Emily Elias: And that makes me think of, um, one of the first examples that you mentioned of the tornado in Kansas and how that community chose to develop and rebuild and in a sustainable way that you helped support. 

Fred Petok: Yeah, they, they wanted to use LEED and we could certainly support that. And the other thing that I would say is that our programs come from the authority of Congress. They come from crafted legislation. We have to interpret what is the way to do that into our regulations. But Congress is the one that came up with the Rural Energy for America program. They had a vision. We just became the, uh, facility that, uh, other people could, could use to do that.

And that's the same with the, the BAP program, the Biorefinery Assistance, Renewable Chemical Biobased Product Program. That's a congressional program, that's supported by Congress, that is basically saying we need to make investments in new ways of doing business. Part of it is being able to sustain agricultural communities as we have always done to try to find value and new products. Part of that was a reaction to trying to find ways to have energy independence with new fuels. Part of it was a way not to use so much corn ethanol, but to use cellulosic ethanol. And much of, it was basically a glide path from the bridge to the hydrogen economy, if you will. And that was supposed to be biomass. It is biomass to some degree, but it's also been largely solar, and that's been a very big part of what we've done. I would say our solar loans have been small. They've been small in comparison to the department of energy's loans. And I don't want to take anything away from them, but the last time they made a guaranteed loan in their program was for Solyndra. They have had some very large loans for automotive companies and they've been repaid, but they're not doing what USDA does. So what USDA does, what Rural Development does and what the other agencies at USDA have done is really, really tremendous work. And we've got a great group of people. I'm lucky to have been able to work with them, to participate with them, to learn with them and to work with the people in the lending community, which are true- they're really our clients to a great degree. They, uh, they make money out of it. That's true, but they're supporting entrepreneurs and we work with them and we work with people who have an interest in doing renewable energy and energy efficiency, to, uh, to make a difference in rural America and for all of America.

Emily Elias: Thank you so much. And my one last question for you, this is an easy one, I promise. You've mentioned several times throughout our conversation, the 9003 program? I want to make sure our listeners know what that is. 

Fred Petok: Okay. That's the Biorefinery Assistance, Renewable Chemical and Biobased Product Program. It is a program that is basically to commercialize the development of advanced biofuels, renewable chemicals, and biobased products with technologies that are not commercially available for the most part, they're innovative. And some of the projects that are extremely innovative. 

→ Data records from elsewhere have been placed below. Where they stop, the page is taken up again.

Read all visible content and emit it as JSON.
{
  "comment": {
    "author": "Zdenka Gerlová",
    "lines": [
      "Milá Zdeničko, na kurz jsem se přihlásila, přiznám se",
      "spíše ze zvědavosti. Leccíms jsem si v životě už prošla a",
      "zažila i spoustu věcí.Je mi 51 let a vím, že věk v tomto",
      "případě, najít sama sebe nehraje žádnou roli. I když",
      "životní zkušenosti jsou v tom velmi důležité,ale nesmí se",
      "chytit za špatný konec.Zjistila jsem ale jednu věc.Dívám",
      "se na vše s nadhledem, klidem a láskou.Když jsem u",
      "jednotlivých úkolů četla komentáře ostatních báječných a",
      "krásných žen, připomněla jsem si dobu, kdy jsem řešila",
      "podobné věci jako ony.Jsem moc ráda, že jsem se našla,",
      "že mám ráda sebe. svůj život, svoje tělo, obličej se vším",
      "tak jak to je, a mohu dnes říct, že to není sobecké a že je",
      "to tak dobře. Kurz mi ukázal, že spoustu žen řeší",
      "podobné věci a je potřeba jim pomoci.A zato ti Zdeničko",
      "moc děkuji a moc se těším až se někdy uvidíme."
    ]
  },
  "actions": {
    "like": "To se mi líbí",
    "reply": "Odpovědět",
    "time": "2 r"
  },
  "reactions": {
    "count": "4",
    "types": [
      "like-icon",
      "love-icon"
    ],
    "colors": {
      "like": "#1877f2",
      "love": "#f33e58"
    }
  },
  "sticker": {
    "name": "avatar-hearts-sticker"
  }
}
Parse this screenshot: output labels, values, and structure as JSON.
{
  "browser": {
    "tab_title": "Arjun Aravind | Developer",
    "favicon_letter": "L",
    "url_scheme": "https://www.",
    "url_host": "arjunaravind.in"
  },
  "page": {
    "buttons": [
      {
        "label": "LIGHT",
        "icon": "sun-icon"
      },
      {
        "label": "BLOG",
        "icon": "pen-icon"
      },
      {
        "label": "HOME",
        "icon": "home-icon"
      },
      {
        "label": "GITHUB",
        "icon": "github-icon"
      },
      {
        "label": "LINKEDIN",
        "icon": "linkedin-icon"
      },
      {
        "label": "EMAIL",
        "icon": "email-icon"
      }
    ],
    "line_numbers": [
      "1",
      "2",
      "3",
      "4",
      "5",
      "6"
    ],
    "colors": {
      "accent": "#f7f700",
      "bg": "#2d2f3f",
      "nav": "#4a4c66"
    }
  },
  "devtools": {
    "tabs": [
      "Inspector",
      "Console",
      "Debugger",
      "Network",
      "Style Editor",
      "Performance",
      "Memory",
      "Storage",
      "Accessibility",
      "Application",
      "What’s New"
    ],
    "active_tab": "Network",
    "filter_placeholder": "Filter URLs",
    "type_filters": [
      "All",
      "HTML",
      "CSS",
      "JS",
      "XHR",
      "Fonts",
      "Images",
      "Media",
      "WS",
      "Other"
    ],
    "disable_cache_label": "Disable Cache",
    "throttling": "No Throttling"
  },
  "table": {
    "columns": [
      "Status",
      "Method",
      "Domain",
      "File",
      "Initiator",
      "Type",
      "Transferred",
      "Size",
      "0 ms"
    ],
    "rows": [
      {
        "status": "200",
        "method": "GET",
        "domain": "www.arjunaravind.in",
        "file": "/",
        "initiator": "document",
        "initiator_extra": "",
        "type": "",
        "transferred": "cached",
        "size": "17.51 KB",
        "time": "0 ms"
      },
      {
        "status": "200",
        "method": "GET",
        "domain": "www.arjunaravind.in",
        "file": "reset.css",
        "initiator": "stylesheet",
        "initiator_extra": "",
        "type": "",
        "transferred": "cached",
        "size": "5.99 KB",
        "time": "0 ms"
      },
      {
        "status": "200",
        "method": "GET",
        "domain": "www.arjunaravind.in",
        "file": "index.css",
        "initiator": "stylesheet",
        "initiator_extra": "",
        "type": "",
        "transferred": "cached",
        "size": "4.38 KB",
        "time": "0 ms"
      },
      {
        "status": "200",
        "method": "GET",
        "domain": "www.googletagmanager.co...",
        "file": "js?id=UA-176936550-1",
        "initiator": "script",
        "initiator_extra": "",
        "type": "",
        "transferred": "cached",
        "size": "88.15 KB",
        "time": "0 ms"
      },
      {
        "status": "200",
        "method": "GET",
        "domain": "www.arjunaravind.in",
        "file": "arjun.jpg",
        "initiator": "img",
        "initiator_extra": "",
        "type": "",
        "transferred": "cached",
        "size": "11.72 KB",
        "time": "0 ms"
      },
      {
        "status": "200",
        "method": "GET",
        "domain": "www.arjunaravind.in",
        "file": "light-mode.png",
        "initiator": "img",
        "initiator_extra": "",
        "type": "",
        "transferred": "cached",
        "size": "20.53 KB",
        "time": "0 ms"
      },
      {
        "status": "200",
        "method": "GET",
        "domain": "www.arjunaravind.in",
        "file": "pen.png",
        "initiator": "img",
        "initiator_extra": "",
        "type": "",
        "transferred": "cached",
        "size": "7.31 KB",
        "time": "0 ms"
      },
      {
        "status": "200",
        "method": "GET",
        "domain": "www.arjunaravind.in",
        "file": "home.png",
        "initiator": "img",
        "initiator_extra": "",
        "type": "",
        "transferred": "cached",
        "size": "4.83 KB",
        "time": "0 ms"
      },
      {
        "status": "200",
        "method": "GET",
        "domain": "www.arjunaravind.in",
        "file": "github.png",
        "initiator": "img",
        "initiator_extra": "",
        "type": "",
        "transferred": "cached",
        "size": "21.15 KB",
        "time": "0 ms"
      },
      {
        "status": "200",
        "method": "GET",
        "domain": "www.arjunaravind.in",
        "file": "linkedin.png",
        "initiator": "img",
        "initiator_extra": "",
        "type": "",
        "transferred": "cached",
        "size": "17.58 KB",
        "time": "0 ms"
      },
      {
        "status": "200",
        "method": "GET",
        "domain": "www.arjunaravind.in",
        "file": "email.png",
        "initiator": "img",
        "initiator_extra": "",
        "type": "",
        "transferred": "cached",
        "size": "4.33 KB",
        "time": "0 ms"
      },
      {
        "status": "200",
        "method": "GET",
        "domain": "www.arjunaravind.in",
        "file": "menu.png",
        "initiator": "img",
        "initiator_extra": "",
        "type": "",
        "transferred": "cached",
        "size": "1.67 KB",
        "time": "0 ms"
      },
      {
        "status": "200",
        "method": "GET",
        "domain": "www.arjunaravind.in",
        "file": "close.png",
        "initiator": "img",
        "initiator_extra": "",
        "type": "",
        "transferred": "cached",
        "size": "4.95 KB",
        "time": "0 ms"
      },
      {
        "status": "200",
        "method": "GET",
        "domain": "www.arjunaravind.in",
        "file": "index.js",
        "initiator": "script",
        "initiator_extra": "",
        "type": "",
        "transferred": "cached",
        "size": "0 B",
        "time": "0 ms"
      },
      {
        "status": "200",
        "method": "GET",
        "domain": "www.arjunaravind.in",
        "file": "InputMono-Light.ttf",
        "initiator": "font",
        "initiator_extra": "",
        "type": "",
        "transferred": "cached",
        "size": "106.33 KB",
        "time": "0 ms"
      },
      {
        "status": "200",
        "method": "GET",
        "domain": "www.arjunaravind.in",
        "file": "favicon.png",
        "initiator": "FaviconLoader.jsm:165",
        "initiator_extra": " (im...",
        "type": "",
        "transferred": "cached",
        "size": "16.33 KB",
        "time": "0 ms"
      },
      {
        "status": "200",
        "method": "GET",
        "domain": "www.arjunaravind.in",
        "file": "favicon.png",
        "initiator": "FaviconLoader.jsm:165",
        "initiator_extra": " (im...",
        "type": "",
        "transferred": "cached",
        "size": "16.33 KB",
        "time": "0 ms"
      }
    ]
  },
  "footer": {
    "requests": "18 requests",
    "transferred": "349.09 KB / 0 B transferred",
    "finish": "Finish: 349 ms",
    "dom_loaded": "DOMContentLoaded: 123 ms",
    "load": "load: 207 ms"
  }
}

Emily Elias: Excellent. I look forward to hearing more about your successes with this innovation as it keeps going forward. Thank you so much for joining Sarah and I on Come Rain or Shine. There seemed to be a lot of opportunities to support all sorts of things from smaller scale solar to anaerobic digesters, alternative energy, rebuilding after extreme events. So many of our listeners probably didn't know, or have a deep understanding of what you offer, so thanks so much for talking with us today. 

Fred Petok: Thank you. 

Sarah Leroy: Thank you so much, Fred. It was great to meet you. 

Fred Petok: Nice to meet you, Sarah.

Emile Elias: Thanks for listening to Come rain or Shine podcast of the USDA Southwest climate hub Sarah LeRoy: and the DOI Southwest Climate Adaptation Science Center. If you liked this podcast, don't forget to subscribe, like, or follow for more great episodes. If you want more information, have any questions for the speakers or would like to offer feedback, please visit, climatehubs.usda.gov or swcasc.arizona.edu. Emile Elias: Our sincere thanks to USDA Agricultural Research Service, the Sustainable Southwest Beef Project and the US Geological Survey for supporting this podcast.